Chamber of Commerce lobbyist accuses White House of Âname-calling'
Monday, October 26, 2009
The chief lobbyist for the U.S. Chamber of Commerce alleged Sunday that there is a White House campaign of "invectives" and "name-calling" against his organization, and said the business group is eager to ignore the heated rhetoric.
Speaking on "Fox News Sunday," longtime Chamber lobbyist Bruce Josten said the group's relationship with the White House began to sour after differences of opinion developed about President Obama's health-care and economic agendas.
"Let's be clear, we haven't raised up the Cain. It came from their side of the street," Josten said, referring to the White House, which sits just across Lafayette Park from the Chamber's national headquarters.
"We intend to remain focused on our goals and our responsibilities to represent the American business," Josten said. "We're not going to take the bait and engage in a name-calling campaign here of invectives back and forth.
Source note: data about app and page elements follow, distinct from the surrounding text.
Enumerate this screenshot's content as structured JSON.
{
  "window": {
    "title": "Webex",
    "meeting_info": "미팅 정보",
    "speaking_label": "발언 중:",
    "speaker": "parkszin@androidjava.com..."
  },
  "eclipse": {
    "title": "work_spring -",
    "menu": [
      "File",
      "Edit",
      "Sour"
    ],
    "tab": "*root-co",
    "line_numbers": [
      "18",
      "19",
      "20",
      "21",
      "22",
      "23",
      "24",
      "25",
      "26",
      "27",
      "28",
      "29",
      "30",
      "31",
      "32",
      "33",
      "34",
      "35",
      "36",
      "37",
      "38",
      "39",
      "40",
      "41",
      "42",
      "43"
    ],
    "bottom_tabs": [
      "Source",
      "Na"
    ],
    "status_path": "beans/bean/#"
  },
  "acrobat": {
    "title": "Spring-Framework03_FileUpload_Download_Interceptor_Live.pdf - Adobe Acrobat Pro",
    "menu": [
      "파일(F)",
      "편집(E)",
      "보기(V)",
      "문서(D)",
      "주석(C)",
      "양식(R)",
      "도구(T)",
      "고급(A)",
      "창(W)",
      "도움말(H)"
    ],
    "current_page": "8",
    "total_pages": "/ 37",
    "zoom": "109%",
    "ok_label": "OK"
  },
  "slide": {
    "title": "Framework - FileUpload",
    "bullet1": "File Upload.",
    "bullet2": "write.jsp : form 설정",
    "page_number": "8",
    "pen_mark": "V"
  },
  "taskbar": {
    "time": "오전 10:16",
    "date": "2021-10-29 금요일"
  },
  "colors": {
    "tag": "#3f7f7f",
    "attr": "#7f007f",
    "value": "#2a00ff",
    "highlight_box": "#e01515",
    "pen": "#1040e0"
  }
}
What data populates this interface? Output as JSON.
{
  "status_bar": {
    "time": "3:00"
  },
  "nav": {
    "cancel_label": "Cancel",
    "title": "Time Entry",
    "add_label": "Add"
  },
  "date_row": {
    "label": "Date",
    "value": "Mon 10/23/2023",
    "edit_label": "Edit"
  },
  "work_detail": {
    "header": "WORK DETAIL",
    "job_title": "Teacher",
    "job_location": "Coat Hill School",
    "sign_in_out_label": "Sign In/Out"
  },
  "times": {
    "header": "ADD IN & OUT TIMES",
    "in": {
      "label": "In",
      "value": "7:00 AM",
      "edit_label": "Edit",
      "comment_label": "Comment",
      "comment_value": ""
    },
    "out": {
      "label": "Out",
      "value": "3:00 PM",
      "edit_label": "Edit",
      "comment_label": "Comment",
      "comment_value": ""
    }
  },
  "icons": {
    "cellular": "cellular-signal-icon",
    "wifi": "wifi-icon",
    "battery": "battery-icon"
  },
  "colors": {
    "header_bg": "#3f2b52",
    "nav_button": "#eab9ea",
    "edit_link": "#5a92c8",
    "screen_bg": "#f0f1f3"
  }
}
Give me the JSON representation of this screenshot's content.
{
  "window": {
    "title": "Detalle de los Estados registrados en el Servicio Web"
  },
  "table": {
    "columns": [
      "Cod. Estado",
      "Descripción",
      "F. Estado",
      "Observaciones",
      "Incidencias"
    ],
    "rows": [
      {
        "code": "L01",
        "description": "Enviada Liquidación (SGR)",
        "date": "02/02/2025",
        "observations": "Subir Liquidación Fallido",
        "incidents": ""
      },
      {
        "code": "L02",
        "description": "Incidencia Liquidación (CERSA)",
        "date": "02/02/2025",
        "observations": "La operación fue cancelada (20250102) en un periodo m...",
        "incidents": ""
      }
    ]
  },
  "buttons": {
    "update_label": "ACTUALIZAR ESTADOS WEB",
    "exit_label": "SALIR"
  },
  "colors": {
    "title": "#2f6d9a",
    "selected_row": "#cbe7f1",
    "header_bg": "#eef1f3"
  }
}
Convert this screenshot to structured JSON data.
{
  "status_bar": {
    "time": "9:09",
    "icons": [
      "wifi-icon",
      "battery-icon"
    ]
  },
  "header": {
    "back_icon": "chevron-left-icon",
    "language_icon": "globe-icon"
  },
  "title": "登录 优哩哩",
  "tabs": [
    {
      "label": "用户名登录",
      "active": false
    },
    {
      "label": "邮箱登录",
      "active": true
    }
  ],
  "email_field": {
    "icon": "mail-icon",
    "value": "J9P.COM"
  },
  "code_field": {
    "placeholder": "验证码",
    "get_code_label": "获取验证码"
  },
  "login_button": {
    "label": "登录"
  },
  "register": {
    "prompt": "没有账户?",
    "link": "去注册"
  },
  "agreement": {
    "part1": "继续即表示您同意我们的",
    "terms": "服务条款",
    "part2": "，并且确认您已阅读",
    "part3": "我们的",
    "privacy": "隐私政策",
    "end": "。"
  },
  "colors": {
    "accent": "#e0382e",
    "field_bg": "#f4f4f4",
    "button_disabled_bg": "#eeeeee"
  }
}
We're going to stay focused."
White House officials contend they are not waging a campaign against the Chamber and they say top officials remain open to discussions with the group's leadership. Members of the administration's business outreach team met last week with business leaders, including Chamber representatives. White House Chief of Staff Rahm Emanuel on Friday accepted a request to be the keynote speaker at the Chamber's board meeting early next month. And the president invited the Chamber and the National Federation of Independent Business to the White House for an event on Thursday in which he will discuss small business.
"There has, of course, been disagreement on issues like energy and regulatory reform," said deputy press secretary Jen Psaki, referring to the Chamber's vocal opposition to many of the administration's chief policy goals. "But we're going to continue to work with the Chamber on a variety of issues including job creation for large and small businesses."
But despite the efforts of both sides to dial back the tensions over the weekend, the clash between the Chamber and the White House is a clear indication that Obama intends to challenge the power of lobbyists.
During his presidential campaign, Obama vowed to "tell Washington, and their lobbyists, that their days of setting the agenda are over." And just a month into office, he said in a radio address that "the system we have now might work for the powerful and well-connected interests that have run Washington for far too long, but I don't. I work for the American people."
That sentiment has run into a massive lobbying presence in Washington which is fighting back against the president's push for health-care reform, his climate change legislation and his plans to regulate the financial sector.
But Obama is fighting back, too, by seeking to meet directly with business leaders and by verbally calling out groups such as the Chamber for their reliance on big-time lobbying.
Psaki said the reaction from Josten and others at the Chamber is an indication that they are feeling the impact of Obama's efforts.
"Under the Obama administration, Washington is changing and the role of big lobbying organizations like the Chamber has changed as well," Psaki said.